Across the UK, there are hundreds of thousands of conservatories with glass and polycarbonate roofs, each one installed with holes of it being a great room for those summer months.
However, across Europe, where the summer months tend to be that bit warmer and sunnier, where you’d expect conservatories to be perfect, there are far fewer?
Why is that? Why are conservatories on the list with cups of tea and a sarcastic sense of humour as things that resolutely fail to take off on the continent?
There are, as always a few factors – these ranging from planning to common sense.
Local planning laws can be a barrier. In the UK, a conservatory will typically fall within the remit of being permitted development and so there is no rigorous planning application process to follow. It varies by nation, but in some European nations the red tape required to have a simple conservatory installed can be more than enough to put people off. Spain, we’re looking at you here…
Perfect Weather For A Conservatory
Perhaps the weather is too good. If it’s hot and sunny, you might want to be outside relaxing or swimming, maybe conservatories are more suited to Britain where even the sunniest of days comes with the slight risk of it raining at any time. It’s best to have a room to retreat to when the weather turns.
Style of house might also be a factor – conservatories fit relatively well with the UK house designs, would they look so good next to the designs more common in France, Italy, Spain and elsewhere?

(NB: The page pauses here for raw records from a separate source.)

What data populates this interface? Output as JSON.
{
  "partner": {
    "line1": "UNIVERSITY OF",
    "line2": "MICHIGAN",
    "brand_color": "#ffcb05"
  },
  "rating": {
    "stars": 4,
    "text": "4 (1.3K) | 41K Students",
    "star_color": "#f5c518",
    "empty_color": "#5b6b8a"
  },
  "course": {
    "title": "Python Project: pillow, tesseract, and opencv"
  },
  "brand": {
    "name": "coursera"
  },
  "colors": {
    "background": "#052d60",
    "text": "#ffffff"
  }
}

There are other reasons too, but really we think it boils down to one key reason – and boils down is unintentionally accurate here.
Most conservatories are terrible at regulating the temperature – they are too hot in the summer and too cold in winter – and this is a problem in Britain. Imagine what a conservatory is like when it’s 40 degrees outside, you’d leave your shopping in there for a few minutes and come back to a fully-cooked three course meal.

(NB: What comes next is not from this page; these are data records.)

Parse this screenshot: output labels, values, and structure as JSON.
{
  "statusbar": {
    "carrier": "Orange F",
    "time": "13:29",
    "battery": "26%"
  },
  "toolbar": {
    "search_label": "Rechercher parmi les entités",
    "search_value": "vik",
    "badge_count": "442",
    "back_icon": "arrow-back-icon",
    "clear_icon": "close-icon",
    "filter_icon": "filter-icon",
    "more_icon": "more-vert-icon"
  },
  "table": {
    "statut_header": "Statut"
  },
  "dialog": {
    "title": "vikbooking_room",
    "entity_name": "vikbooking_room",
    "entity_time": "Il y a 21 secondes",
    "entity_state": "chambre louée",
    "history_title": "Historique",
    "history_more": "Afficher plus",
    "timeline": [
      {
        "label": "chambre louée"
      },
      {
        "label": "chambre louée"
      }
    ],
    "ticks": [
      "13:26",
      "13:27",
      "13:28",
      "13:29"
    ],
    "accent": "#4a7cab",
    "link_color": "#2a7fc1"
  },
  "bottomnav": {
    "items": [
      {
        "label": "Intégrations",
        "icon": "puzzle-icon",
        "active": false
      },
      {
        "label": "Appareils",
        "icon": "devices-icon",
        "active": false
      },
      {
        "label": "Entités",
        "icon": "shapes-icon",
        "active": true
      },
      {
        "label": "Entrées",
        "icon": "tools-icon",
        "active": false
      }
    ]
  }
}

Conservatories aren’t popular because it would be a complete waste of money, you’d be paying for space that wasn’t usable for huge portions of the year.
That, though, is with traditional conservatories, those with glass and polycarbonate roofs. In the UK, the 1980s and 90s saw a surge in this type of conservatory being added to properties, their popularity then falling away as people became aware of their inherent flaws. Now, with it so easy to do research on the internet and a 30-second search highlighting the problems, it is thankfully far less common for people to waste money on this home ‘improvement’
In their place has come conservatories with solid, lightweight tiled roofs – they have the same structure as a standard conservatory, but the roof can keep the temperature within a pleasant range; the conservatory becoming a superb room all year round.
This type of conservatory creates a room that can be used as a home office, or a gym, or a second lounge or, indeed, for any other use. It is a room that is as suitable in Spain (if you can get the planning permission) as it is in Glasgow.
Whether conservatories will now become far more common all across Europe is a tough one to answer, however there is every chance they will. They offer the homeowner a chance to get all the benefits of an extension but at a fraction of the cost, a room that can withstand any conditions and be used for a wide range of purposes.
The Modern Conservatory
On this site, there is a wealth of information about the Guardian Roof – ours being the product that led to regulatory change and made it permissible for conservatories to have solid, lightweight tiled roofs.
These are a roof that save the homeowner an average of £200 per annum on their energy bill (independent research by AECOM) and can also pay for themselves in terms of increased property value.
There is also a Guardian roof style and colour to blend in with every type of property, no longer must a conservatory look like a bolt-on to the rest of the house.
The roofs are only ever installed by approved fitters and also come with lengthy guarantees.
To contact us, please call 0800 066 5832 or use our Contact Form.